A program is a structure of courses leading to a University degree (e.g. B.A.Sc. program).
The program counsellor is someone who assists students in the development of educational plans which are realistic and compatible with their life goals by helping to identify and assess alternatives and consequences of decisions, and providing interpretation of regulations applying to the specific degree program.
Registration is the official enrolment of students in the University for a particular semester, and includes the selection of course sections and the payment of tuition fees and, where appropriate, other University fees.
A restricted elective is a course which must be chosen from a stated group of courses to satisfy the program requirements.
Restriction - see Course Restriction
A defined period of time during which the student is not eligible to register in their current academic program as a result of an academic review decision. After the period of rustication the student must apply for re-admission to the University of Guelph.
Schedule of Dates
The schedule of dates is a list of significant dates at the University, approved by Senate.
Schedule of Studies
A schedule of studies is the requirements for specializations, majors, minors, and various levels of concentration of study within a degree program, including programs without specialization.
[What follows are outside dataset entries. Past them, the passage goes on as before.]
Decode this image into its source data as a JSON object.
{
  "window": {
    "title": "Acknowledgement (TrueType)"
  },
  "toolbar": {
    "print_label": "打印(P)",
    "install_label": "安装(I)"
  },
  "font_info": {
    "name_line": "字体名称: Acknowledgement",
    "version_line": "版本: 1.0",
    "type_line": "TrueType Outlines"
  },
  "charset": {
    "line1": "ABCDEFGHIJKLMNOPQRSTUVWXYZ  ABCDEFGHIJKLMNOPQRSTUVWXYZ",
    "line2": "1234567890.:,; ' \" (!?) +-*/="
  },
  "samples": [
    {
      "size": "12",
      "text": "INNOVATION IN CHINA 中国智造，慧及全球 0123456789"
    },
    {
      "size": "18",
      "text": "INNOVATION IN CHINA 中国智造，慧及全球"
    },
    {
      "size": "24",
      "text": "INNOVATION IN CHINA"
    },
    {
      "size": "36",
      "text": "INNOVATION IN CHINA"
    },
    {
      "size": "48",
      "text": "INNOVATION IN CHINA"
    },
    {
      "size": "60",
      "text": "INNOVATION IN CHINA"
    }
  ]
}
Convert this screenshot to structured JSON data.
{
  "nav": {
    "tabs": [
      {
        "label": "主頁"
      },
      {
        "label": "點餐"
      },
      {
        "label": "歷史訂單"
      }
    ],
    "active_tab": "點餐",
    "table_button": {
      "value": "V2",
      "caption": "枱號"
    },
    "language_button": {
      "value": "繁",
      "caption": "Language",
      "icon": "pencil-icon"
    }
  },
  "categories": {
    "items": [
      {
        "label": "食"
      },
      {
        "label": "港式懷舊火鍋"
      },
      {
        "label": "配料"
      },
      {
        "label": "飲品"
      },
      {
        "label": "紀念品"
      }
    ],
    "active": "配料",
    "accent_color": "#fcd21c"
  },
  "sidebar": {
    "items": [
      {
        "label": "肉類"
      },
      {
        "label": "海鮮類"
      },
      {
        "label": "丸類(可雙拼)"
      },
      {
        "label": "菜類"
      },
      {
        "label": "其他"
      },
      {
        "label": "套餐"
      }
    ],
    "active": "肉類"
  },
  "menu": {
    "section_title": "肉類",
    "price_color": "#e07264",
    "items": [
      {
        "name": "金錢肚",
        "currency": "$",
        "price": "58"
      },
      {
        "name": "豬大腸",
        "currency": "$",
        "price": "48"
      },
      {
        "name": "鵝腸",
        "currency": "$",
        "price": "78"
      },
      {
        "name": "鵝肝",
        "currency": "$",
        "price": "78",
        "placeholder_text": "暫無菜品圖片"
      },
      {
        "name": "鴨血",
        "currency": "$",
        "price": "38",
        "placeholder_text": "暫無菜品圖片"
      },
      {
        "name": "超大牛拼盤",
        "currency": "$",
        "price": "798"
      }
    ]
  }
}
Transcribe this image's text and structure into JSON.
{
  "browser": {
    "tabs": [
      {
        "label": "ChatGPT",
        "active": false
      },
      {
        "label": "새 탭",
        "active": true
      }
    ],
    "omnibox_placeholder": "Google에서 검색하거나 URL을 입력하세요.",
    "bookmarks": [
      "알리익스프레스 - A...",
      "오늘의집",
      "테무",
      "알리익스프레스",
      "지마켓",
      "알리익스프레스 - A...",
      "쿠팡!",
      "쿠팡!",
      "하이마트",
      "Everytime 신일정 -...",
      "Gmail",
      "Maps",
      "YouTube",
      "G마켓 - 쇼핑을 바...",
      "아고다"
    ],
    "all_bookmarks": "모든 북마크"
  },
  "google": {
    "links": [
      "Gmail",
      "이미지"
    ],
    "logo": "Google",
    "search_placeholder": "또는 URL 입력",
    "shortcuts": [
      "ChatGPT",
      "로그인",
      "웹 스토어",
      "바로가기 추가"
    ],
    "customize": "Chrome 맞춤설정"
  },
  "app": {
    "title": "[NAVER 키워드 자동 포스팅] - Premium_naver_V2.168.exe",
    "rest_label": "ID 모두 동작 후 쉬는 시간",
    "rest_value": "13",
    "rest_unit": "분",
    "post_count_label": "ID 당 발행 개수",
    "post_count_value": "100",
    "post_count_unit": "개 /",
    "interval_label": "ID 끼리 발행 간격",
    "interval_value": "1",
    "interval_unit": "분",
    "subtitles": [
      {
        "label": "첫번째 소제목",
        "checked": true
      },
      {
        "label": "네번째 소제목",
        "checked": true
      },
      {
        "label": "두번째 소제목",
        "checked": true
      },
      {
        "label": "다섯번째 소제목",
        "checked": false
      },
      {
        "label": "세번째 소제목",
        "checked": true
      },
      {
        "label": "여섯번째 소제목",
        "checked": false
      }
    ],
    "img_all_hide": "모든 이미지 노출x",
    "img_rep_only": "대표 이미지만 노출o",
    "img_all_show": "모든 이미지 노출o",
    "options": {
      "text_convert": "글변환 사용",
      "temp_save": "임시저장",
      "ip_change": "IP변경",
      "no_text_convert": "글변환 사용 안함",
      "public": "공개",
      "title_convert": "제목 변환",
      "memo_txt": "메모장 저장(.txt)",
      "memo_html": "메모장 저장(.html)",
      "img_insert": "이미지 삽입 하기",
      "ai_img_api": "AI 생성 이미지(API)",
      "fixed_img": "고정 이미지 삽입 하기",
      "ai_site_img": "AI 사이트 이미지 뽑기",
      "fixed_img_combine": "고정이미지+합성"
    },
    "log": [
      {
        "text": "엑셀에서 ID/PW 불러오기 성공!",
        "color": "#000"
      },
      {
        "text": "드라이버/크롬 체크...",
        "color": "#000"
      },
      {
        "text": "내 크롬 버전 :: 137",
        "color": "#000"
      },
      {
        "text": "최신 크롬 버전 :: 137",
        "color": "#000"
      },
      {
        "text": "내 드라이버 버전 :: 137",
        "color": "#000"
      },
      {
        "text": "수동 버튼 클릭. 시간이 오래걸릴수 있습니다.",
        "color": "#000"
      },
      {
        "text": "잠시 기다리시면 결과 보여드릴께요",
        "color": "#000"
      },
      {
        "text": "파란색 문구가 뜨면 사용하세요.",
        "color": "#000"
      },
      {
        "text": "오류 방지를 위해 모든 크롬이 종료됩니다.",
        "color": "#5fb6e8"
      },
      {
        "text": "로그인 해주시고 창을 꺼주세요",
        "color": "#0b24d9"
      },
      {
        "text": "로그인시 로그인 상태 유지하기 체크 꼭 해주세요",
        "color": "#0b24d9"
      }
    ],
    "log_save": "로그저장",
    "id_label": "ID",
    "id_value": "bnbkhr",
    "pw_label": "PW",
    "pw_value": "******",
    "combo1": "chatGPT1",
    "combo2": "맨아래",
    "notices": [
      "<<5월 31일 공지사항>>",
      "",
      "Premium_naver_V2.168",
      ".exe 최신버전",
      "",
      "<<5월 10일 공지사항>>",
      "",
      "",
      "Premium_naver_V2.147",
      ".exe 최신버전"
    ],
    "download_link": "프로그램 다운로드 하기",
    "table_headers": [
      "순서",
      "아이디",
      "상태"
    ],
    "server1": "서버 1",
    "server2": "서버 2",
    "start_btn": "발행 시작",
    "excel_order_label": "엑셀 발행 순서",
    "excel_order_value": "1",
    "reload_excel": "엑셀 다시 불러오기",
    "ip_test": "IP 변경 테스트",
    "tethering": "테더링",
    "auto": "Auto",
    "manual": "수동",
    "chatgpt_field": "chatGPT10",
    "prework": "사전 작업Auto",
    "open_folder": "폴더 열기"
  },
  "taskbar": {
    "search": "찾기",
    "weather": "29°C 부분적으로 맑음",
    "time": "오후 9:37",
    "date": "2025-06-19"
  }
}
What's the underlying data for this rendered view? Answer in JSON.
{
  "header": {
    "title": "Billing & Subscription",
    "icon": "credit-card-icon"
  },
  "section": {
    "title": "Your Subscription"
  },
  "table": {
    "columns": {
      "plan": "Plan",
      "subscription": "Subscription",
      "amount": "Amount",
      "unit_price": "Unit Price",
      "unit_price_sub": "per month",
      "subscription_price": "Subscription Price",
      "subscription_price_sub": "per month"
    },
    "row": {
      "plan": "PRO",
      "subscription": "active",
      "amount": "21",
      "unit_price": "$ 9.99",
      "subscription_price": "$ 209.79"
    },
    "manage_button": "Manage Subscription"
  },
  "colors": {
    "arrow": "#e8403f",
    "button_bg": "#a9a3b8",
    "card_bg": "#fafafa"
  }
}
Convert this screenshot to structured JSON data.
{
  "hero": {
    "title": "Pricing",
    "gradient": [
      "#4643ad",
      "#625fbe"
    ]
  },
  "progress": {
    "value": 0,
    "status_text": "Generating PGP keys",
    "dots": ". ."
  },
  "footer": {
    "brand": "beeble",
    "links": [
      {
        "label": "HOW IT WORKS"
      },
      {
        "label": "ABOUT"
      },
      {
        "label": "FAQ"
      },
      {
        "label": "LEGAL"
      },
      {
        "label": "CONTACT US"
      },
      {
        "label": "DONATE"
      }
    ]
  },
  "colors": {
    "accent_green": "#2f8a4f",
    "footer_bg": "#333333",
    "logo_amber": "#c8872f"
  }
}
Schedules of studies are completed within a specific degree program and must normally be declared by the start of semester 3. Students need to be aware that progress within a program and graduation with a degree from that program depends upon a) the degree program requirements, and b) the requirements for the declared schedule of studies.
A semester is an independent academic period of 15 weeks, half of an academic year; similar to a term at other universities. Summer semester is from May to August. Fall semester is from September to December. Winter semester is from January to April.
Semester Average is calculated by dividing the weighted course total by the total credit attempts in the semester.
See Class Level.
A session is an academic period of 7 weeks within the Summer semester, including 6 weeks of classes and 1 week of examinations. Courses presented during a session will be equivalent to a regular semester offering.
A list of the first class meeting times and locations for all courses scheduled in a semester which appears in the final edition of the semester's newspaper schedule.
For specialization see schedule of studies.
A subject is a defined sector of study composed of 1 or more courses within a discipline.
Summer Session is scheduled during May, June.
Supplemental privileges are granted at the discretion of the Program Committee, affording a student who has received a failing on the original course attempt, the opportunity to obtain credit for the course while retaining the original failing grade.
A transcript is an official document prepared by the Registrar recording a student's courses and grades.
A two-semester course is a course that is taken over 2 continuous semesters and counts as 2 course attempts for classification, continuation of study and calculation of fees. Two semester courses cannot be split.
The undergraduate calendar is an annual publication containing official information about the undergraduate academic programs and regulations of the University. Sometimes called the Catalogue or Bulletin.
Weighted Course Total
Weighted Course Total is the sum of the credit weights multiplied by the grade received in each course.
Withdraw No Penalty
A withdrawal with no penalty is a course drop after the fortieth class day.
Withdrawal with Failure
Withdrawal with failure may be applied to a course or an academic term. The notation "WF" will appear against the course(s) in the grade field on the official transcript.
© 2003 Office of Registrarial Services, University of Guelph